Czech summit data leak should not have happened says Credant
April 2009 by Credant Technologies
The data leak at the EU/US summit which has just taken place in the Czech Republic - and which has reportedly resulted in Finland’s Prime Minister changing his passport - should not have happened, says Credant Technologies, the military grade encryption specialist.
"For this data leak - apparently through a hotel computer - to have happened at such a high level event is severely embarrassing for the Czech government, but you really do have to ask yourself why the data wasn’t encrypted from prying eyes," said Michael Callahan, Credant’s senior vice president.
"The situation has become sufficiently serious for the Czech Office for the Protection of Personal Data to start an investigation, but this is too late, as the leak could mean the personal data on the 200 participants at this high level event has fallen into the hands of terrorists," he added.
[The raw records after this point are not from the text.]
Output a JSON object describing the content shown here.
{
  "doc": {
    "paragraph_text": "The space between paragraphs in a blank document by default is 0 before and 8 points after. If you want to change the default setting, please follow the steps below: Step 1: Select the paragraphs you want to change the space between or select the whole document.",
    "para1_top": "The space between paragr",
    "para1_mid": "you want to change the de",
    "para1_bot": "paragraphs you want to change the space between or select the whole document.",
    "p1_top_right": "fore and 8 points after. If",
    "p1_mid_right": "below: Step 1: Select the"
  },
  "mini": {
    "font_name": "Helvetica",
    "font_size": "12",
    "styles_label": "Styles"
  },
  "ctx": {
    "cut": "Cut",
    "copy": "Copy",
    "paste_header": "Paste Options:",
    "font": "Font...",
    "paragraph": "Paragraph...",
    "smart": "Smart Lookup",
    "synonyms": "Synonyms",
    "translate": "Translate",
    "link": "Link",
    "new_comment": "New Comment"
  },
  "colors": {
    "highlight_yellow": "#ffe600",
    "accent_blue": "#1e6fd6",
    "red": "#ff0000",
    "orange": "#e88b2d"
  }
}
According to Callahan, it is now almost certain that the US government security agencies have gone into overdrive following the data leakage, since President Obama - along with the highest representatives of all 27 European Union countries - attended the informal summit.
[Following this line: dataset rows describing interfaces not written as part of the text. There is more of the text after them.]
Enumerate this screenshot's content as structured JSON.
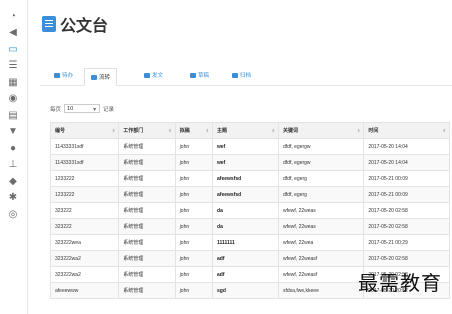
{
  "title": "公文台",
  "sidebar_icons": [
    "dashboard-icon",
    "megaphone-icon",
    "folder-icon",
    "list-icon",
    "calendar-icon",
    "target-icon",
    "monitor-icon",
    "filter-icon",
    "user-icon",
    "org-chart-icon",
    "chat-icon",
    "gear-icon",
    "globe-icon"
  ],
  "sidebar_active": 2,
  "tabs": [
    {
      "label": "待办"
    },
    {
      "label": "流转"
    },
    {
      "label": "发文"
    },
    {
      "label": "草稿"
    },
    {
      "label": "归档"
    }
  ],
  "active_tab": 1,
  "page_size": {
    "prefix": "每页",
    "value": "10",
    "suffix": "记录"
  },
  "columns": [
    "编号",
    "工作部门",
    "拟稿",
    "主题",
    "关键词",
    "时间"
  ],
  "rows": [
    [
      "11433331sdf",
      "系统管理",
      "john",
      "wef",
      "dfdf, egergw",
      "2017-05-20 14:04"
    ],
    [
      "11433331sdf",
      "系统管理",
      "john",
      "wef",
      "dfdf, egergw",
      "2017-05-20 14:04"
    ],
    [
      "1233222",
      "系统管理",
      "john",
      "afeewsfsd",
      "dfdf, egerg",
      "2017-05-21 00:09"
    ],
    [
      "1233222",
      "系统管理",
      "john",
      "afeewsfsd",
      "dfdf, egerg",
      "2017-05-21 00:09"
    ],
    [
      "323222",
      "系统管理",
      "john",
      "da",
      "wfewf, 22weas",
      "2017-05-20 02:58"
    ],
    [
      "323222",
      "系统管理",
      "john",
      "da",
      "wfewf, 22weas",
      "2017-05-20 02:58"
    ],
    [
      "323222wea",
      "系统管理",
      "john",
      "1111111",
      "wfewf, 22wea",
      "2017-05-21 00:29"
    ],
    [
      "323222wa2",
      "系统管理",
      "john",
      "adf",
      "wfewf, 22weasf",
      "2017-05-20 02:58"
    ],
    [
      "323222wa2",
      "系统管理",
      "john",
      "adf",
      "wfewf, 22weasf",
      "2017-05-20 02:58"
    ],
    [
      "afeeewww",
      "系统管理",
      "john",
      "sgd",
      "sfdsa,fwe,kkeee",
      "2017-05-20 20:52"
    ]
  ],
  "watermark": "最需教育"
}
Igor Nemec, director of the Czech data protection office, has been quoted that the offenders behind the data loss will be fined if they are tracked down but, says Credant, the culprits are unlikely to be caught at this late stage.
This is, says Callahan, political posturing on the part of a highly embarrassed Czech government.
The sad fact is, he explained, that had the data been encrypted and accessed only on an authenticated need-to-know basis by specific individuals, then the leak would simply not have happened.
The fiasco, he says, only serves to boost European’s security image - or rather lack of it - in US security circles.
"With the flight details and passport numbers of around 200 of the world’s highest ranking officials having apparently walked out of the hotel door, this is a security faux pas situation of the highest order," said Callahan.
"Heads will undoubtedly roll because of this data leak, but the case brings home the fact that no-one is immune to stupidity. Anyone involved with the storage of private data should take note of this fiasco and improve their own data security as a result," he added.